Smart selling

A comic strip of Hum Tum made an appearance in TV soap Jassi Jaisi Koi Nahin
A comic strip of Hum Tum made an appearance in TV soap Jassi Jaisi Koi Nahin

Marketing and publicity campaigns of Bollywood films have come of age. As television promos and larger-than-life posters become pass`E9, Bollywood laps up the latest buzzword innovation.

"The audience of today have a limited attention span. A movie has to make an impact on the first day of release. Its fortune is decided in three-four days," says Tarun Tripathi, marketing head of Yashraj Films.

Tarun had taken care of the marketing of Hum Tum, a Rani Mukherjee starrer, for the same banner. The film, co-starring Saif Ali Khan, essaying the role of a cartoonist, was accompanied by unique promotional stunts - a comic strip in a popular English daily, a tie-up with a chips brand, and an appearance in the popular soap, Jassi Jaisi Koi Nahin.

According to reports, while a producer would ideally invest 10-15 per cent of the total production budget on marketing and promotions, there are increasing incidents where it is getting stretched to 20-25 per cent.

Here is a string of some such ‘innovative’ eyeball-grabbing strategies: Body beautiful Mallika Sherawat sold tickets of her latest flick Bachke Rehna Re Baba at a theatre in the national Capital.

Actors Abhishek Bachchan and Rani Mukherjee played pranks on unsuspecting victims on popular MTV channel show Bakra to promote Bunty Aur Babli in which they play cons.

Kaal had Shah Rukh Khan pirouetting with the ever-hot Malaika Arora Khan.
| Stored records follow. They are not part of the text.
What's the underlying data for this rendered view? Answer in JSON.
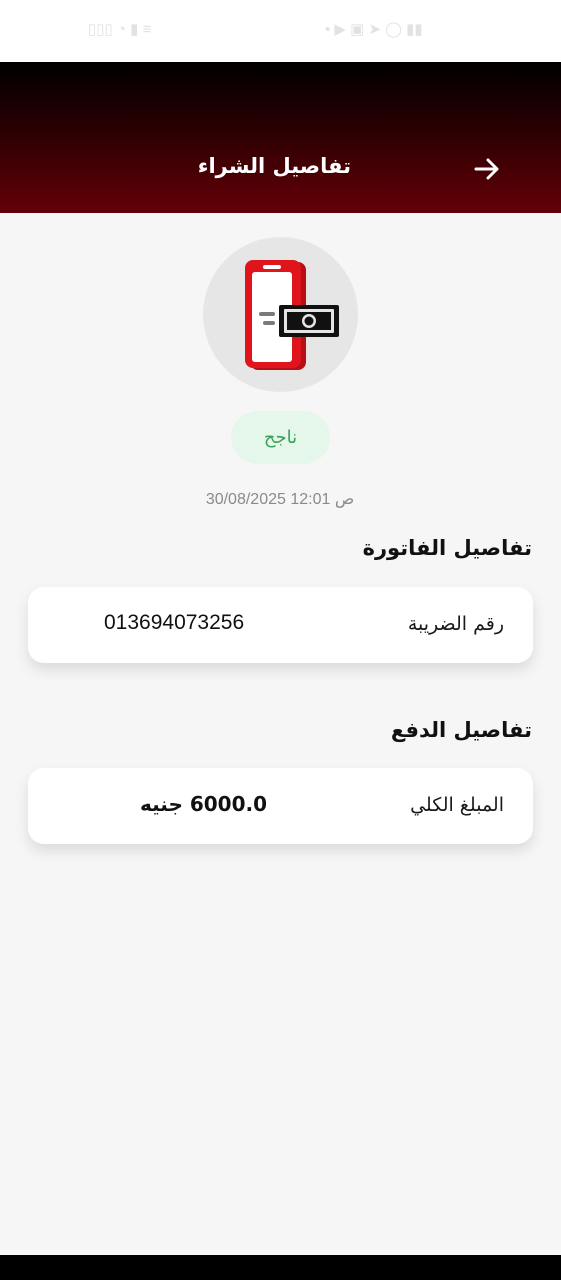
{
  "header": {
    "title": "تفاصيل الشراء"
  },
  "status": {
    "label": "ناجح",
    "color": "#3aa15a"
  },
  "transaction": {
    "datetime": "30/08/2025 12:01 ص"
  },
  "invoice_section": {
    "title": "تفاصيل الفاتورة",
    "tax_number_label": "رقم الضريبة",
    "tax_number_value": "013694073256"
  },
  "payment_section": {
    "title": "تفاصيل الدفع",
    "total_label": "المبلغ الكلي",
    "total_value": "6000.0 جنيه"
  },
  "colors": {
    "header_gradient_top": "#000000",
    "header_gradient_bottom": "#640007",
    "phone_red": "#e0141b",
    "background": "#f6f6f6"
  },
  "icons": {
    "back": "arrow-right-icon",
    "illustration": "phone-payment-icon"
  }
}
The film, otherwise trashed by the audience, benefited hugely from Khan’s item number.

Taking things to another extreme are films that are a product of market research. B-School dean-turned-film producer Arindam Chaudhuri’s Rok Sako To Rok Lo was made after thorough research, but sank without a trace.
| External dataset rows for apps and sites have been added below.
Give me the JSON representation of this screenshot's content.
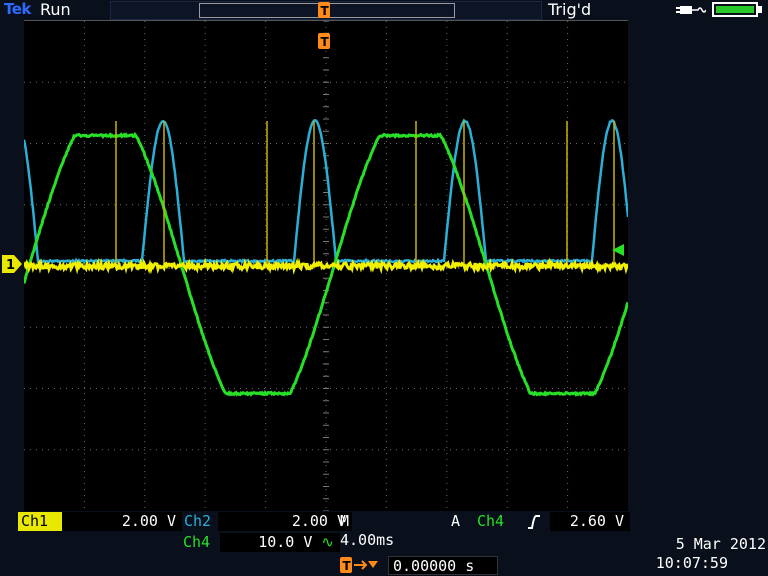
{
  "header": {
    "brand": "Tek",
    "acq_state": "Run",
    "trigger_status": "Trig'd"
  },
  "colors": {
    "ch1": "#e8e800",
    "ch2": "#2ab0d8",
    "ch4": "#27e027",
    "trigger": "#ff8a1a"
  },
  "markers": {
    "ch1_ground": "1",
    "trigger_position": "T"
  },
  "icons": [
    "plug-icon",
    "battery-icon",
    "trigger-position-icon"
  ],
  "battery_level": 1.0,
  "channels": {
    "ch1": {
      "label": "Ch1",
      "scale": "2.00 V"
    },
    "ch2": {
      "label": "Ch2",
      "scale": "2.00 V"
    },
    "ch4": {
      "label": "Ch4",
      "scale": "10.0 V",
      "coupling": "∿"
    }
  },
  "timebase": "M 4.00ms",
  "trigger": {
    "mode": "A",
    "source": "Ch4",
    "slope": "∩",
    "level": "2.60 V"
  },
  "trigger_position": "0.00000 s",
  "date": "5 Mar  2012",
  "time": "10:07:59"
}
No amount of good marketing, however, can replace the importance of content.

"Often marketing and publicity campaigns backfire as the success of a film depends on how the audience accepts it," maintain trade analysts.

There are no holds barred in innovation, and Bollywood has probably gathered this lesson well, and profitably too. Tying up with corporate houses is the latest way to rake in the moolah.

Apparently, the makers of the Sanjay Dutt-starrer, Plan, pocketed a net Rs 45 million for promoting Radico Khaitan’s 8PM whisky. It’s no surprise then that the liquor brand was on top of consumers’ mind for a good six months after the movie’s release.

Reports say Yash Raj Films’ senior marketing executive Tarun Tripathi invested only 10-12 per cent of the total production cost of Hum Tum on marketing and publicity. Some free-of-cost deals got the movie free publicity worth 30-35 per cent of its budget.

While we’re going the whole hog focusing on careful and planned publicity strategies, why leave out publicity stunts? If a Tom Cruise can kiss a Katie Holmes in full public view just before the release of a movie starring the two, and a Brad Pitt and Angelina Jolie reportedly develop an intense relationship on the sets of Mr and Mrs Smith, do you think dear ol’ Bollywood would be far behind in garnering the fruits of publicity gimmicks?

The very graphic Kareena Kapoor-Shahid Kapur lip-lock, movie clips of Ashmit Patel with Riya Sen or threatening calls from underworld dons to Ram Gopal Varma are all being looked upon as attempts to get that extra mileage for their films, or in some cases, media attention to sinking careers.

But hey, everything is fair in love and war. — IANS